But the absolute most fun I had was a used book I bought on the Internet. I believe I saw the title in a memorial piece on Arthur C. Clarke--it said that one of his first successful novels was what were called "juveniles": science fiction book for adolescents. This turned out to be a very lucrative market for sf writers, including greats like Robert Heinlein, who wrote what's probably the most famous of the juveniles, the classic Space Cadet.
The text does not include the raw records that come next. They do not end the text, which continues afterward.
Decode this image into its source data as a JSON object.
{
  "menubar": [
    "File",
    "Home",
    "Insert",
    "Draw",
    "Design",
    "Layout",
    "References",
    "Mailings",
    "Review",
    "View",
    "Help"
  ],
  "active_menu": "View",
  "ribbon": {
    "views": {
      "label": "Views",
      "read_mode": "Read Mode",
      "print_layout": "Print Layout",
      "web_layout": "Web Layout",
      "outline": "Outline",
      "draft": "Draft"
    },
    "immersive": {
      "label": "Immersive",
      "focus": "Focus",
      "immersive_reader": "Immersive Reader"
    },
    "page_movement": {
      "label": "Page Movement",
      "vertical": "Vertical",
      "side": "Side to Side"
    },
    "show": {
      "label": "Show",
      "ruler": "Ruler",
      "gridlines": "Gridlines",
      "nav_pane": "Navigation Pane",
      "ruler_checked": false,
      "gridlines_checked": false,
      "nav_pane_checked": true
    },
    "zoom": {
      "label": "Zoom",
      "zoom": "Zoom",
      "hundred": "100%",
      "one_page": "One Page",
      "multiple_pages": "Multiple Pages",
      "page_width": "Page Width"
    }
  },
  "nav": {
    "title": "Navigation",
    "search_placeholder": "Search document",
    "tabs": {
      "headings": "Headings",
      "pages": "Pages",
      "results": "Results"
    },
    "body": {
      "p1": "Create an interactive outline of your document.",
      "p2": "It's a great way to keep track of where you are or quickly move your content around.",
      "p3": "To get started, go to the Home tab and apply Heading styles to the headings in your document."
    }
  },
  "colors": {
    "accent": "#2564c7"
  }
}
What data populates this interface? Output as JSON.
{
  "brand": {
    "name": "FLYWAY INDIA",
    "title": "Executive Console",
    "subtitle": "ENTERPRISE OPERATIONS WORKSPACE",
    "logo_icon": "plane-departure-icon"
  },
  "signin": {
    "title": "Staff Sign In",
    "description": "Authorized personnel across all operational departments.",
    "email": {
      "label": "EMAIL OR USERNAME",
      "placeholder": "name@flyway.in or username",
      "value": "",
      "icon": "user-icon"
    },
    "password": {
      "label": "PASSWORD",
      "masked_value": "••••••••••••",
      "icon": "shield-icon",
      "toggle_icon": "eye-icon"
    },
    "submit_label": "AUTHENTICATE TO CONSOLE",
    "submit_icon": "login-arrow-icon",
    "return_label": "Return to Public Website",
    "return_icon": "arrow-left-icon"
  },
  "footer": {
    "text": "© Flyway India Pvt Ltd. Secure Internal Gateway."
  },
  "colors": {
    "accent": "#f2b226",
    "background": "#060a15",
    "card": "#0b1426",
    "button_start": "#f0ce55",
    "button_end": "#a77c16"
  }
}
Clarke's novel was part of the series of 35 novels published by the John C. Winston Company between 1952 and 1960--a series famous for its cover and inside cover art as well as the novels. It introduced sf to a new generation, which happened to be mine. They were among the first books I took out of the public library, and I can remember looking a long time at the two page inside cover illustration--the same in every volume--wondering what stories could go with the images.
These novels are now collected and highly prized, though volumes with the dust jacket illustrations are hard to find. I have one (acquired again at a thrift store), though the cover illustration is so worn away as to be not valuable to collectors. The Clarke novel I bought--Islands in the Sky--was a former library book, which is exactly what I wanted. When I got these books out of the Greensburg Public Library on Main Street, they didn't have dust jackets--if there was a cover illustration at all, it was on that hard library book for kids surface. This volume is perfect--complete with its card catalog card and its library card from Sweet Springs, Missouri, tucked in its sleeve. The first kid took it out in January 1953, and it circulated frequently through the 50s, then only once in the 60s, twice in the 70s until the last kid (perhaps a grownup kid) took it out in 1980.
It's a good story, too--lots of technical stuff, a bit of adventure, a teen hero interacting with adult men and women--perfect for the adolescent fascinated by space travel...Now I've got my eye on another one in the series out there, but I don't want to get obsessive about this.